Under PSD I, the scope of application includes inter alia all types of payment services carried out in EU currencies, provided within the EU, to the extent that both the payer’s PSP and the payee’s PSP are located in the EU (in other words: “both legs in”). PSD II extends the scope beyond Europe by including transactions in which at least one PSP that is involved in the transaction is established in the EU (in other words: “one leg in transactions”). Furthermore, PSD II is applicable regardless of the currency used.
In addition, the scope of PSD II is extended with the purchase of physical goods and services through a telecom operator and third party PSPs, being: (i) payment initiation service providers, (ii) account information service providers and (iii) issuers of payment instruments.
PSD I states that charges shall be agreed between the payment service user and the PSP and shall be appropriate and in line with the PSP’s actual costs. Furthermore, PSD I left it up to each country to decide upon surcharging of card payments. This discretion created a scattered European landscape in which some countries banned surcharges and some others allowed it.
PSD II seeks to standardize the different approaches to surcharges on card-based transactions:
- surcharging will, in principle, still be allowed, but strictly limited by the direct costs borne by the payee;

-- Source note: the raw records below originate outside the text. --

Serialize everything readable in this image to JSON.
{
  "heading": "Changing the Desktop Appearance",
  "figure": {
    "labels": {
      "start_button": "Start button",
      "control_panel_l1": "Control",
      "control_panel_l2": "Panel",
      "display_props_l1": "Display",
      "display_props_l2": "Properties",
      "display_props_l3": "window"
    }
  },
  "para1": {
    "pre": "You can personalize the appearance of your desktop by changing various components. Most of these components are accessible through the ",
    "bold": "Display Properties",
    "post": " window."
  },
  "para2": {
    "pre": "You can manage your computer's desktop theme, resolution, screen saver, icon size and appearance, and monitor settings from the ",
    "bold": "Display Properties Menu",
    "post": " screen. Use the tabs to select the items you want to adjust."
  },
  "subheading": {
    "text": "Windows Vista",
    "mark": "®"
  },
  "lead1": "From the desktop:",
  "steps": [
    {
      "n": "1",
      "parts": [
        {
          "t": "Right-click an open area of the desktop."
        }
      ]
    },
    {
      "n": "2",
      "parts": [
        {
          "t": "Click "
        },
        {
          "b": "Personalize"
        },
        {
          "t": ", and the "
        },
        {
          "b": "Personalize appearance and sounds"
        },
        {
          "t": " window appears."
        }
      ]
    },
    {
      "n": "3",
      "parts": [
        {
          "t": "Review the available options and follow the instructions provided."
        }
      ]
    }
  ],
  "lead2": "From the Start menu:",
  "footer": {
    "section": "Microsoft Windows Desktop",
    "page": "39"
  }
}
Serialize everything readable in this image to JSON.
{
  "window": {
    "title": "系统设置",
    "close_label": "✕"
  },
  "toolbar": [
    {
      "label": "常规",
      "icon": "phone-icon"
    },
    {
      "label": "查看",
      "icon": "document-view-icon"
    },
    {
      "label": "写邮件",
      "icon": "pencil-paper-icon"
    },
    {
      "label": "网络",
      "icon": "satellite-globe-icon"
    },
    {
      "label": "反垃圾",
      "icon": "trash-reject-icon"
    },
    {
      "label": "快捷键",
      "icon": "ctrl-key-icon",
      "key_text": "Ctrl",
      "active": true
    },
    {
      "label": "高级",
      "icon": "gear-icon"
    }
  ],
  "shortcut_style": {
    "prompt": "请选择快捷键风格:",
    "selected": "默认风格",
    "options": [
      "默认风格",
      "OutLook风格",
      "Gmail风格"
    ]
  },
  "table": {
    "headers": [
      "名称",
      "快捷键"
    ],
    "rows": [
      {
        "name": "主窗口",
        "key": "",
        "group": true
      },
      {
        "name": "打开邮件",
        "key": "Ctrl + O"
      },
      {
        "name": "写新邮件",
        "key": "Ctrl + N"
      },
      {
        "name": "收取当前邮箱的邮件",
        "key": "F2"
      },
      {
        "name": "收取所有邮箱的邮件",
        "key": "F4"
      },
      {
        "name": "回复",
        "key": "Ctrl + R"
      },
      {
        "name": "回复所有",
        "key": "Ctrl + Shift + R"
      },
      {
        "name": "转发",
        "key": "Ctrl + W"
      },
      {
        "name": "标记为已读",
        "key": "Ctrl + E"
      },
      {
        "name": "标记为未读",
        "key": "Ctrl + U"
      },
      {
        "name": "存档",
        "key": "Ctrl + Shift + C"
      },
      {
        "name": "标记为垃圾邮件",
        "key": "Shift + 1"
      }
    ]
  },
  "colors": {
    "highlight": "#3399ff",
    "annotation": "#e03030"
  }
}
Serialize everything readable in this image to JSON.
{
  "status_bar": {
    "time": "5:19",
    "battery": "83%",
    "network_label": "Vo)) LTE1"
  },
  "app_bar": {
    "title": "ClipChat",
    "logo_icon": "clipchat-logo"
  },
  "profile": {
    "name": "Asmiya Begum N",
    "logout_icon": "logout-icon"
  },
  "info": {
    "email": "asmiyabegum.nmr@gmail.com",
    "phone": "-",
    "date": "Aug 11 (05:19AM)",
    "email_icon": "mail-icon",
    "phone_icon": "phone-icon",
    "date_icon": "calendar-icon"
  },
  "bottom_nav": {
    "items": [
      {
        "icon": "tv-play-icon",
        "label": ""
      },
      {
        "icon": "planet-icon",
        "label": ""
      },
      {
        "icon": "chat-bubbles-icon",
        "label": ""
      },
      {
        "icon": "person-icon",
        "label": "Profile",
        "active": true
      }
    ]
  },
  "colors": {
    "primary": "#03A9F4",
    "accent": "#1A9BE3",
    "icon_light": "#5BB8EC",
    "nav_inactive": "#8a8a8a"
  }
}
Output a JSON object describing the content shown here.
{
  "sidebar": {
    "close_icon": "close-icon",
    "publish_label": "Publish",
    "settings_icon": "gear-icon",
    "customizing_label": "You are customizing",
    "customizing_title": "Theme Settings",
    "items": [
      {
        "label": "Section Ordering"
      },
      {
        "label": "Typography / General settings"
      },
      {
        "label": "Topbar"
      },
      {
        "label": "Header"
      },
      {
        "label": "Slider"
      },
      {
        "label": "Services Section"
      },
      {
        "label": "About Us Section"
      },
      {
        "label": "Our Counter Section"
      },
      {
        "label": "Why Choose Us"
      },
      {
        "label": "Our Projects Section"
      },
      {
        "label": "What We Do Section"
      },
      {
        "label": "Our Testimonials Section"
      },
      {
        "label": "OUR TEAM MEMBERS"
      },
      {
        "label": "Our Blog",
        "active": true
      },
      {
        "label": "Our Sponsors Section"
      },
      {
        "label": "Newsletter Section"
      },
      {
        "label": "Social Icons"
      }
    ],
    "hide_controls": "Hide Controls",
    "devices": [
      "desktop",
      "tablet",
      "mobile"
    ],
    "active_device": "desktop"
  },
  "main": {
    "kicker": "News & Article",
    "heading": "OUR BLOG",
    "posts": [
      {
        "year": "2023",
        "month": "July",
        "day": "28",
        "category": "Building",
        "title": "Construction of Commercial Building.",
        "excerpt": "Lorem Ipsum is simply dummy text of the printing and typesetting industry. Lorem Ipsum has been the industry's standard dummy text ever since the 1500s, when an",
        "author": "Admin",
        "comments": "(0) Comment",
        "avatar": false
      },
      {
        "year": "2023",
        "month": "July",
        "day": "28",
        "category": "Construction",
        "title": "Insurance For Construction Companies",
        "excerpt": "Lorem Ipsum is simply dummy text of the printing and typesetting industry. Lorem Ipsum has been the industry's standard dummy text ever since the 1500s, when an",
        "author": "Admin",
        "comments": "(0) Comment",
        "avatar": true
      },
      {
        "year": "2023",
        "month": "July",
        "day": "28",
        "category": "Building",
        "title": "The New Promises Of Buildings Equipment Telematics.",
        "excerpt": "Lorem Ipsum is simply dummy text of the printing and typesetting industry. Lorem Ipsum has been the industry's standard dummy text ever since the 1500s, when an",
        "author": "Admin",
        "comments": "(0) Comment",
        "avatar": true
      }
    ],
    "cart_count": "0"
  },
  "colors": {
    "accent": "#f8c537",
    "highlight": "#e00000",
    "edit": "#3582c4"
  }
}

- surcharging for payment cards that are regulated by Chapter II of the MIF Regulation and the SEPA Regulation (basically transactions by way of payment cards based on “four party payment card schemes”, money transfers and direct debit collections) are prohibited; and
- PSD II still leaves room for the Member States to prohibit or limit the right of the payee to request charges taking into account the need to encourage competition and promote the use of efficient payment instruments.
Under Dutch law, currently section 6:230k of the Dutch Civil Code (het Burgerlijk Wetboek, the “DCC“) states that surcharging for the use of a payment instrument can be charged on to a consumer, to the extent that the costs do not exceed the actual costs of the PSP. The Netherlands does not take advantage of the possibility to further prohibit or limit the right of the payee to surcharge. The content of the aforementioned section will therefore remain unchanged.
3. Introduction of strong customer authentication (“SCA“)
SCA means an authentication based on the use of two or more elements categorised as (1) knowledge (something only the user knows), (2) possession (something only the user possesses) and (3) inherence (something the user is) that are independent, in that the breach of one does not compromise the reliability of the others, and is designed in such a way as to protect the confidentiality of the authentication data.
Under PSD II Member States should ensure that a PSP applies strong customer authentication where the payer:
- accesses its payment account online;
- initiates an electronic payment transaction; or
- carries out any action through a remote channel which may imply a risk of payment fraud or other abuses.
On 23 February 2017, the European Banking Authority (the “EBA“) provided further guidance on how the new rules concerning SCA should be explained. In this framework, EBA published final draft regulatory technical standards (“RTS“) specifying the requirements of SCA and the exemptions from the application of SCA. In short, specific characteristics for the three elements constituting SCA were removed from the previous RTS, to ensure technology neutrality and allow for future innovations. Furthermore, with regard to the exemptions from the principle of SCA, the EBA introduced two new exemptions: one based on transaction-risk analysis and the other for payments at ‘unattended terminals’ for transport or parking fares.
The final draft RTS will be submitted to the Commission for adoption, following which they will be subject to scrutiny by the European Parliament and the Council before being published in the Official Journal of the European Union. The RTS will be applicable eighteen months after its entry into force, which would suggest an application date of the RTS in November 2018 the earliest.